The import of metallurgical coke is growing at a hurricane pace, specifically, its purchases in Russia have increased more than tenfold. The Modi government announced a government program back in 2019 that aims to make India the world’s top steel power. Therefore, there is nothing surprising in the indicated growth. Back in 2021, the Indian delegation was extremely persistently interested in the possibility of increasing the capacity of the southern route of Russian railways in order to increase the transshipment of coke in the Black Sea ports to three to five million tons per year. Today, Russian coal goes to Asia through the ports of the Far East, some of which are operating at the limit of logistical capacity.
India ranks third in the world in terms of oil and gas consumption. Is it any wonder that Indian emissaries roam the world, willingly investing substantial sums in projects of national interest.
For example, in 2012, Russian Gazprom signed a contract with GAIL to supply natural gas to India in the amount of at least 3.5 billion cubic meters per y-ear. The amount is not very impressive, but the Indians have long and very closely followed the development of Russia’s northern gas liquefaction projects. So closely that this year, after the start of the NWO and the imposition of sanctions, they began to resell Russian liquefied gas to Britain. With a premium, of course.
As for oil, since 2001 the Indian ONGC (Oil and Natural Gas Corporation Ltd.) owns 20 percent of the shares in the Russian Sakhalin-1 project. Under the terms of the contract, at least one million tons of oil is sent from the Far East to India annually. The same ONGC has been legally engaged in exploration and production of oil at fields in the Tomsk region since 2009. In 2015, Rosneft entered into a ten-year agreement with the Indian company Essar, under which oil exports should amount to at least 100 million tons. In the same year, the aforementioned ONGC bought 15 percent of the shares from the Russian Vankorneft for $1.3 billion. The latter is engaged in the exploitation of the huge Vankor oil field inKrasnoyarsk region. A year later, the Indians entered into equity participation in oil production at the Taas-Yuryakhskoye field in Yakutia for another two billion.
But do not think that this process is one-sided. Integration works both ways, especially since our country has something to offer for export besides resources.
In 2016, Rosneft bought half of the assets from the Indian oil refinery Essar Oil, whose production facilities are located near the city of Vadinar. We are talking about one of the divisions of Nayara Energy Corporation – its specialization is the extraction and processing of oil and gas. At the moment, Rosneft operates in the domestic market of India, namely, it sells fuel through a network of more than six thousand car filling stations. The volume of Russian oil supplies for the needs of this project alone is estimated at 20 million tons per year.
Based on the foregoing, the fact of the announcement of the introduction of a price ceiling looks very ambiguous.
On the one hand, frauds from individual private companies cannot be ruled out, which can push our oil traders to large discounts, threatening to refuse purchases in general. There is nothing unusual and terrible here: the market is the market – and the weak do not live long here.
On the other hand, it is unlikely that any significant demarches should be expected at the state level, since Russia is a key supplier.
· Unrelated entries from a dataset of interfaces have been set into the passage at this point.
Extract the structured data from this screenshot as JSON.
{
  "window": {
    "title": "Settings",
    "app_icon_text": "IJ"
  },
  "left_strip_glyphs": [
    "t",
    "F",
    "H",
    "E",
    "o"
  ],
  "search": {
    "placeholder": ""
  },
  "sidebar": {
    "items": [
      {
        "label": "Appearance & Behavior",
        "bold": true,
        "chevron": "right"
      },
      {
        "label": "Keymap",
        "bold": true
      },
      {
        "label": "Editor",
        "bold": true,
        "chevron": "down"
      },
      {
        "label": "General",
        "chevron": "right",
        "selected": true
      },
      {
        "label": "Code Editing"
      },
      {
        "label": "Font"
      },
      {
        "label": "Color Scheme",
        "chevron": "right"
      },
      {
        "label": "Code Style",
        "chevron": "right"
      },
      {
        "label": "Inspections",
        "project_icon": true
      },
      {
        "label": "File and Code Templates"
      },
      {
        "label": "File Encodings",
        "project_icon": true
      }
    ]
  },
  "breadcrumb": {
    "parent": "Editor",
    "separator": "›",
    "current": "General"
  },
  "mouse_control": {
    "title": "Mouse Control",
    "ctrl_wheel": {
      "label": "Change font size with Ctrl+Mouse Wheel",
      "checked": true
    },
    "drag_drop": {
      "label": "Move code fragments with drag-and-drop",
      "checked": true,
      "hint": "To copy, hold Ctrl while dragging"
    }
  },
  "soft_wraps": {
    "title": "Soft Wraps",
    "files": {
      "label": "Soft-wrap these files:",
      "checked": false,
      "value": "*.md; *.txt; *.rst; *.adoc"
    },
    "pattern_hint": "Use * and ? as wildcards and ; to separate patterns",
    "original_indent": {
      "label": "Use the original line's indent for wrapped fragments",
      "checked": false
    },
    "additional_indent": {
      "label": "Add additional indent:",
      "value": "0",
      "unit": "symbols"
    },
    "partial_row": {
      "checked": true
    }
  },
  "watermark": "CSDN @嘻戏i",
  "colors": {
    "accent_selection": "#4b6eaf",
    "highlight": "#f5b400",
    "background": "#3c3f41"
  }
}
In addition, there are a large number of already existing contracts with a clearly defined pricing mechanism – and any violations here are fraught with very painful fines and reputational losses, which is even worse.
Therefore, there is probably nothing to worry about. Oil cooperation is equally beneficial to both parties, but in the event of its break, Russia loses only money, while India loses both money and resources. Indians are not like those who like to shoot themselves in the foot. India is not Ukraine for you.